The global pandemic has pushed more than 55 million Africans into extreme poverty and reversed two decades of hard work in poverty reduction on the continent. The Economic Report on Africa for 2021 blamed the growing poverty on job losses, reduced income and the inability of households to manage the risks. In a 150-page report launched in Dakar, Senegal, the United Nations Economic Commission for Africa said the coronavirus negatively impacted the continent’s economy. Speaking Saturday at the 54th session of the Conference of African Ministers of Finance, Planning and Economic Development, Hanan Morsy, deputy executive secretary of the commission, said the pandemic eliminated 20 years’ worth of achievements made in fighting poverty. “The implication for the continent, one of the most critical implications of COVID-19, has been the reversal of very hard-won gains that the continent has managed to achieve in terms of reducing poverty,” she said. “So, we’ve lost two decades of hard-won gains of reducing poverty in Africa due to the pandemic.” The economic decline caused by the lockdowns and the restrictions on people and the movement of goods has increased the number of newly poor on the continent by 55 million people and pushed 39 million others into extreme poverty. Voice of America

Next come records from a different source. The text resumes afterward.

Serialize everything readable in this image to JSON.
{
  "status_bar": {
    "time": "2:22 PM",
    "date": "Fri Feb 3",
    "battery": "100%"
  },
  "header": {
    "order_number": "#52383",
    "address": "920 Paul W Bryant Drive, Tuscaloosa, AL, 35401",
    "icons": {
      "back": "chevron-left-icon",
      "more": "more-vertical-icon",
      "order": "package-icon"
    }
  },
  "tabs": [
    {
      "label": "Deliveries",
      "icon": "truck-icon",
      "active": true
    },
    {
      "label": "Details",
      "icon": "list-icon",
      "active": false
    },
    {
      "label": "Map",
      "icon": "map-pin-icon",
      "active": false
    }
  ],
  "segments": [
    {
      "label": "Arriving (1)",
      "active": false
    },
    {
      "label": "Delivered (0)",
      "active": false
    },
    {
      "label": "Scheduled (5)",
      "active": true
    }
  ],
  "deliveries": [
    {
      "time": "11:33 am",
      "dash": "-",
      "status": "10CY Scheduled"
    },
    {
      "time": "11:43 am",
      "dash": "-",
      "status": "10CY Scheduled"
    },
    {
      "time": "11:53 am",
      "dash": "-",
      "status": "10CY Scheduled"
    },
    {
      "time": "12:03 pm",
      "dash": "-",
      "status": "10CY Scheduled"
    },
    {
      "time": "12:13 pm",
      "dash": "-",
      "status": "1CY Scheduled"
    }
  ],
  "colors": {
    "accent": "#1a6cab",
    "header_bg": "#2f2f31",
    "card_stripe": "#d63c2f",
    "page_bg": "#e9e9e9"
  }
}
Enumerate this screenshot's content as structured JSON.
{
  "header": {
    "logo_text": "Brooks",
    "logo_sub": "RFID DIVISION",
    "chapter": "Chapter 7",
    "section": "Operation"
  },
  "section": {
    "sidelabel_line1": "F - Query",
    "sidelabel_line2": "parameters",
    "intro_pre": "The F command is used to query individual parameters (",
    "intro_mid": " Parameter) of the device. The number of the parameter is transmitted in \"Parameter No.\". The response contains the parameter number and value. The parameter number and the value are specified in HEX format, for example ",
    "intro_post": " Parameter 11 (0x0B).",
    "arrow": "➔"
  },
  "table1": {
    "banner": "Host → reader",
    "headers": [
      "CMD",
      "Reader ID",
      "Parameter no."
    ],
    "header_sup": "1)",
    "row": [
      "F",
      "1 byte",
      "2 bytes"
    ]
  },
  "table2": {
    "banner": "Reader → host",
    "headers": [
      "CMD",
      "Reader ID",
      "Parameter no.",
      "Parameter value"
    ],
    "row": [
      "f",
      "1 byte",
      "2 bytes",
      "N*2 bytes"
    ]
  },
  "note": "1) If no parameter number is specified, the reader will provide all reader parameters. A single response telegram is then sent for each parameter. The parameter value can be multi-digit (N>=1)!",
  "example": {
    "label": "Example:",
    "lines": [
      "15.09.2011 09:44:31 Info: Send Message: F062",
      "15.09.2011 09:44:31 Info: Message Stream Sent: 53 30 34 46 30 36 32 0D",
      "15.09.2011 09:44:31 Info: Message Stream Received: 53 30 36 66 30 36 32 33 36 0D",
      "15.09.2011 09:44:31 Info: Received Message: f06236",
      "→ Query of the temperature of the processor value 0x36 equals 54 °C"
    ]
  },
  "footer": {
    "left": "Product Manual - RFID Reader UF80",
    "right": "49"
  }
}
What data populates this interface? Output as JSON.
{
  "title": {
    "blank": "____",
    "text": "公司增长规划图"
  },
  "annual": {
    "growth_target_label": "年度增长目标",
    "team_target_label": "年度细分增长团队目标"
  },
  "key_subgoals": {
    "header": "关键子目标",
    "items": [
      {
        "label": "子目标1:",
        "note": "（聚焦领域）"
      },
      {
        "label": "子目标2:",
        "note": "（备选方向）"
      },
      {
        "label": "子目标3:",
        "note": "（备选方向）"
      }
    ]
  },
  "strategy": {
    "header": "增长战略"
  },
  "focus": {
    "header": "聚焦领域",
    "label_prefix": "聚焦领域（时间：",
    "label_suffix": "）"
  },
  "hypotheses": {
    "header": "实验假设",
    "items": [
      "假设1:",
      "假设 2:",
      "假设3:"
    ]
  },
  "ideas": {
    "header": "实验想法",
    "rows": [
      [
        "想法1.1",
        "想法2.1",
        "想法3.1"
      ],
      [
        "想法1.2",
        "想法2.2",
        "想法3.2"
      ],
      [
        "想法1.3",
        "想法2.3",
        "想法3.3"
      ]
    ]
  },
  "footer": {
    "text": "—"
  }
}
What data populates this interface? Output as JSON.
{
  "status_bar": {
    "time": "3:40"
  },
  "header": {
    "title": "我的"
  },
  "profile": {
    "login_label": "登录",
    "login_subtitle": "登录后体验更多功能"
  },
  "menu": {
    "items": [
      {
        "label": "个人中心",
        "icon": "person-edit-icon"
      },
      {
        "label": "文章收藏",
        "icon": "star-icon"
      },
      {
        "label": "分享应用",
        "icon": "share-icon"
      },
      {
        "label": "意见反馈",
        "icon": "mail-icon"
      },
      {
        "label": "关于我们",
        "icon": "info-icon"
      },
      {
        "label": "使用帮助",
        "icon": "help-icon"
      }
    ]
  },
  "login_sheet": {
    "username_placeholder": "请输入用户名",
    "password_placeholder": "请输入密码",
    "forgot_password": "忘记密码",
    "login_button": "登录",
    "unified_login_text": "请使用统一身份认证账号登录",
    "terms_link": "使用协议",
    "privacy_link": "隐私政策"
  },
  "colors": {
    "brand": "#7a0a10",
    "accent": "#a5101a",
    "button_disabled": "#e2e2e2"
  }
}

Burkina Faso Fashion Designers: More to Nation than Conflict
Vibrant African clothes, both traditional and contemporary, enlivened the catwalk in Burkina Faso’s fashion week. Designers say they are striving to make the West African country become known as an emerging fashion hub, to offset its reputation for its recent coup and ongoing conflict with Islamic extremists. Some of the shows were staged on a central street of Ouagadougou, the capital, where residents lined up to see models strut designs for women and men. The small West African nation hosted its third Ouaga Fashion Week — the first since the pandemic forced its delay. The colorful four-day show closed Sunday amid surging jihadi violence linked to al-Qaida and the Islamic State group that’s killed thousands. When the capital was hit by frequent power cuts, models and designers used the lights of their cell phones to put on makeup and fix their hair. Some 35 designers — chosen from about 200 applicants — from West Africa and Europe, showcased their clothes in the capital, Ouagadougou. For the first time the majority of designers, about 75%, were from Burkina Faso, said Alex Zabsonre, director of the event. AP



Photo: Adam Jones